TS: What are the best and worst parts about doing stand-up?

N: The fact that it all lies on my shoulders, and I am responsible for that show and the way it goes, is both the best and the worst part. The best part is that I can talk about whatever I want. The worst part is if it doesn’t work, it’s completely my fault.

TS: What makes stand-up comedy unique for you?

N:It’s different every night. What worked last night might not work tonight. I can change it as I go along and if something is not working, I can address it. It’s a different crowd every night so even if the material is the same as last night, there’s something new every night.

TS: You’ve published two books,which have both appeared on The New York Times Best Seller list. What inspired you to publish these books? Did you expect them to become as popular as they are?

N:No, I mean, the first one is better. A lot of that was written a few years earlier when I was depressed because “Opie and Anthony” had been kicked off the radio. So I was blogging a lot just to have some kind of reaction from people, and book agents saw the writings [and said], “You have really good writings. This stuff is very funny. You should piece this together.” So I pieced a lot of it together. I edited and I changed some stuff, and [then] I had an outline for a book. [Then] I added a few new things, and I had my first book. [For] the second one I wrote, I was kind of angry at the language policing going on and radio guys getting fired for offending special-interest groups. So the second book was angrier than it should have been.

TS: Along with doing stand-up, you can also be heard weekday mornings on “The Jim Norton & Sam RobertsShow.” You have also done podcasts such as “UFC Unfiltered with Jim Norton and Matt Serra” and the “Chip Chipperson Podacast.” How different is it doing your work on the radio or in podcasts versus stand-up comedy? Which is more of a challenge for you?

N: It really depends. In stand-up, there’s a live audience watching you, so anything could go wrong. The radio has to be different every day. You have to come up with different things to say every day and different jokes every day. So, they both are hard and easy in their own way. They just work a different muscle. … When I’m doing a live podcast, I tend to let the stand-up instincts kick in as opposed to the way I would do a podcast. So, I guess the stand-up is my dominant feature of my brain.

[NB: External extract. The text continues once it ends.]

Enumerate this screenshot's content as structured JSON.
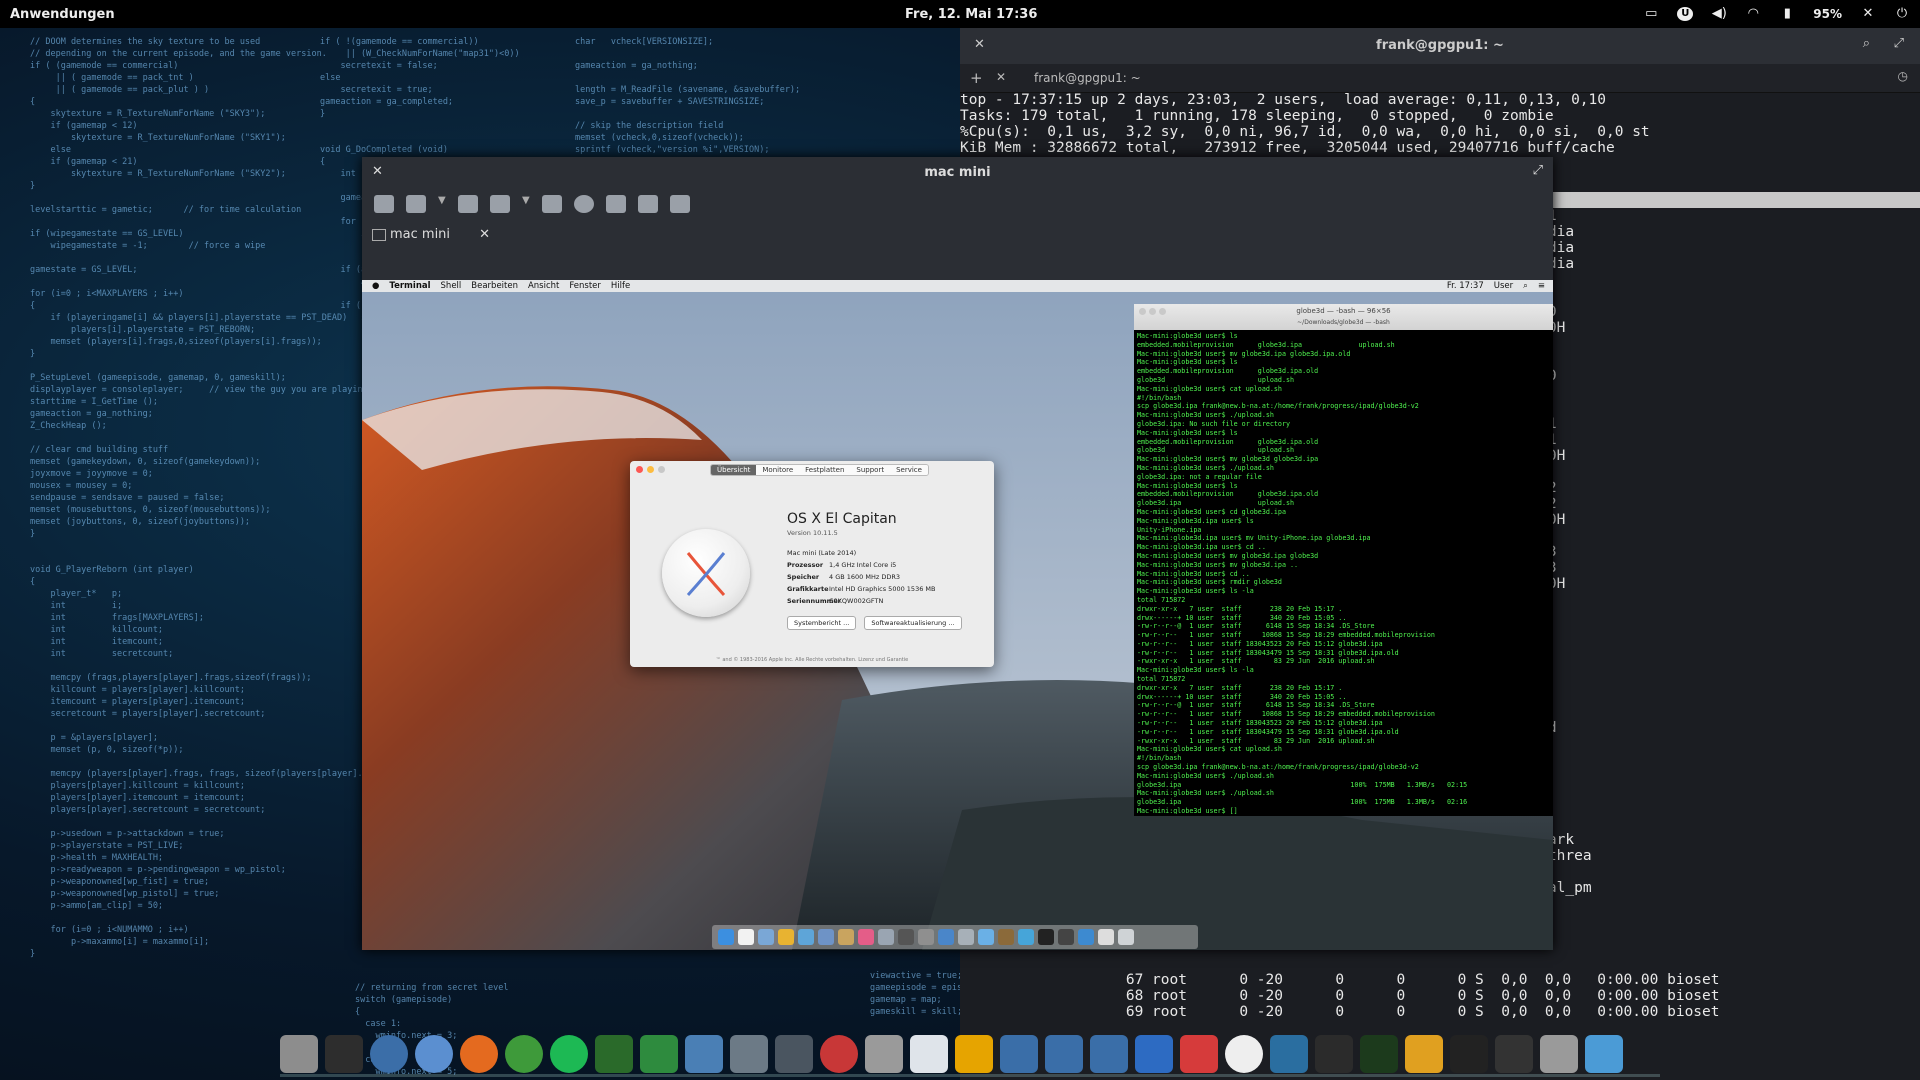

TS: You’ve also appeared in multiple comedy TV shows such as “Inside Amy Schumer,” “Louie” and “Crashing”and just shot a featured role for “The Irishman”starring Robert DeNiro and Al Pacino. Does working in TV or film feel even more different?

N:Yeah those are different because you can redo it, and you know what lines you are saying before you say them. So, the good part is that you can redo it. The bad part is you don’t get to just make it up as you go along, and if something is not working in an acting scene, you can’t just make fun of it and save it. You have to go through the dialogue with that scene. 

TS: You’ve performed in Buffalo before, is there anything that makes Buffalo different compared to other stops? 

N:No, I mean, Buffalo is a lot like Philadelphia, New Jersey and Ohio. They’re just kind of like blue-collar people. If you’re funny, they’ll laugh, and if you’re not, they won’t. You don’t need to be politically correct. They just want you to be funny, so they’re a great crowd. It’s one of my favorite ones.

TS: What should Buffalonians expect from your upcoming performance?

N:Well, it’s updated from the last time I was there. It’s a new hour. We’ll talk a lot about what’s going on in the world, my own disastrous personal life, [and] there are a few documentaries on Netflix I’m touching on.

TS: Is there anything you want to say to Buffalonians who are thinking about seeing your show?

N:Buy a ticket because you never know when I’m gonna die, and I won’t be able to come back. 

Anastasia Wilds is an assistant arts editor and can be reached at arts@ubspectrum.com.